What is needed here is a verbatim copy of the records that follow.
-- Data in this exercise follows --
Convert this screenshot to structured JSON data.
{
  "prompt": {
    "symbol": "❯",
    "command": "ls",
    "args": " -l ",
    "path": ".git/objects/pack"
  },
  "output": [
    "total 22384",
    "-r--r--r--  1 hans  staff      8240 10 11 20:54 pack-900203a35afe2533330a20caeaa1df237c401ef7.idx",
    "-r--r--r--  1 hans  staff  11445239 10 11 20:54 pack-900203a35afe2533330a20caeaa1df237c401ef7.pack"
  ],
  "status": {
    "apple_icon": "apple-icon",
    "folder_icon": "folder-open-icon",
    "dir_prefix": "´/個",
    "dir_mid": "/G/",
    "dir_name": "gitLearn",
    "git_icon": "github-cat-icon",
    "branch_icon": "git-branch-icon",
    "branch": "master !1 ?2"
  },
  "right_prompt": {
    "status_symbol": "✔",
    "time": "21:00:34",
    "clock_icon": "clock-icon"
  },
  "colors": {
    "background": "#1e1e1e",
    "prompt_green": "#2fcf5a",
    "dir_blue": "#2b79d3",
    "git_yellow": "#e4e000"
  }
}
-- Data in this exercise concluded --
Your solution ▸
Convert this screenshot to structured JSON data.
{
  "prompt": {
    "symbol": "❯",
    "command": "ls",
    "args": " -l ",
    "path": ".git/objects/pack"
  },
  "output": [
    "total 22384",
    "-r--r--r--  1 hans  staff      8240 10 11 20:54 pack-900203a35afe2533330a20caeaa1df237c401ef7.idx",
    "-r--r--r--  1 hans  staff  11445239 10 11 20:54 pack-900203a35afe2533330a20caeaa1df237c401ef7.pack"
  ],
  "status": {
    "apple_icon": "apple-icon",
    "folder_icon": "folder-open-icon",
    "dir_prefix": "´/個",
    "dir_mid": "/G/",
    "dir_name": "gitLearn",
    "git_icon": "github-cat-icon",
    "branch_icon": "git-branch-icon",
    "branch": "master !1 ?2"
  },
  "right_prompt": {
    "status_symbol": "✔",
    "time": "21:00:34",
    "clock_icon": "clock-icon"
  },
  "colors": {
    "background": "#1e1e1e",
    "prompt_green": "#2fcf5a",
    "dir_blue": "#2b79d3",
    "git_yellow": "#e4e000"
  }
}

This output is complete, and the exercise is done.